With each passing summer,
Lyme disease (named after a town in Conn.) has become an increasing
cause of concern. So far, more than 13,000 cases have been reported
in the U.S., with about 5,000 last year alone. The actual number
of cases may be much higher.
Fortunately, this tickborne
disease is treatable and curable during its initial stages. Early
treatment is crucial; reducing the likelihood of long term complications.
The INFECTION is caused
by a corkswrew-shaped bacterium known as a spirochete (Borrelia
burgdorferi). It is transmitted primarily via certain species
of deer ticks, these are smaller than the common dog tick. A deer
tick before it becomes engorged with blood, looks like a mole
or blood blister. While the flat, eight-legged adults are less
than one tenth of an inch long, immature ticks (called nymphs)
are about the size of a pinhead, and the larvae are nearly invisible.
The male is black, and the female is dark red and black. When
filled with blood the tick becomes gray and increases in size
three- to fivefold.
Fortunately, not all
ticks are deer ticks and even if you are bitten by a deer tick,
it may not be infected. Currently, in the West (primarily in Pacific
coast from just north of San Francisco into Washington - but moving
Southward) only about 1 to 2% of deer ticks may harbor the bacteria.
Finally, even if a tick is infected, it takes time to transfer
the bacteria to you (up to 12-24 hrs. or longer).
The peak period for
Lyme disease is the summer (when the nymphs are active), but symptoms
may appear months later. Unfortunately, no single symptom appears
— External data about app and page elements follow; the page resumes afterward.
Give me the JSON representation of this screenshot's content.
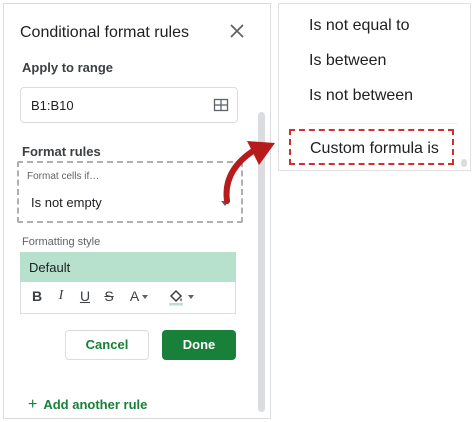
{
  "panel": {
    "title": "Conditional format rules",
    "apply_label": "Apply to range",
    "range_value": "B1:B10",
    "rules_label": "Format rules",
    "condition_caption": "Format cells if…",
    "condition_value": "Is not empty",
    "style_label": "Formatting style",
    "style_default": "Default",
    "style_preview_color": "#b7e1cd",
    "toolbar": {
      "bold": "B",
      "italic": "I",
      "underline": "U",
      "strike": "S",
      "text_color": "A"
    },
    "cancel_label": "Cancel",
    "done_label": "Done",
    "add_rule_label": "Add another rule",
    "add_rule_icon": "+",
    "accent_color": "#188038"
  },
  "menu": {
    "items": [
      "Is not equal to",
      "Is between",
      "Is not between"
    ],
    "highlighted_item": "Custom formula is",
    "highlight_color": "#d32f2f"
  }
}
in all cases, and there's no predictable time frame or sequence
of symptoms; making Lyme disease hard to diagnose. Still, three
general phases have been identified:
PHASE ONE. Most often
within 30 days of being bitten by an infected tick, a small red
bump may appear at the site of the bite surrounded by a rash that
gradually grows for several weeks and then fades. (Note, if the
rash develops within a few hours of the bite, it may merely be
a reaction to the bite itself, not the bacteria.) The rash may
have a firm center area, feel warm to the touch, and disappear
briefly, only to reappear elsewhere on your body. At the same
time, one may develop flu-like symptoms: fatigue, chills, headache,
muscle and joint aches, and low fever. However, you may not develop
a rash (which is often the case here in Southern Calif. so far)
but just the flu-like symptoms - or you may have none of these
early symptoms at all.
PHASE TWO. About 20%
of untreated people develop neurological or cardiac disorders
weeks or months after the bite.
PHASE THREE. About
half of untreated people develop recurring or chronic arthritis
after a latent period of up to two years.
Finally, what should
you do if you are your kids are bitten by a tick? If possible
save the tick for identification. If it is a deer tick it may
be justified to begin a coarse of antibiotics right away, even
if you have no symptoms (currently, this is probably not indicated
here in Southern California, but may be applicable if you have
been to a more endemic area). You should certainly let the office
know, and always be alert to the development of a rash or other
symptoms during the next few weeks.
PRECAUTIONS (re tick
bite and exposure):
Wear light-colored shoes, socks, long pants and a long-sleeved
shirt so the dark ticks stand out more readily. Tuck in your shirt,
and pull your socks up over the pant cuffs. Ticks most commonly
affix themselves to the feet, ankles, and legs. Apply an insect
repellent to your shoes, socks, and pant cuffs. A repellent with
DEET is considered the most effective against ticks (avoid over
exposure directly to skin, especially in young children). While
outside, check your clothes often for ticks. If you find any,
remove them. When you come home, inspect yourself thoroughly for
ticks, paying special attention to the groin, back, armpits, and
head. If you regularly spend a lot of time in tick country, don't
wear your field clothes home. This will reduce the chances of
members. Dogs and cats should wear tick collars year-round. If
you find a tick embedded on your body, use a fine tweezers to
grasp it as close to the skin as you can and gently pull it out,
making sure thathe mouth parts do not remain in the skin.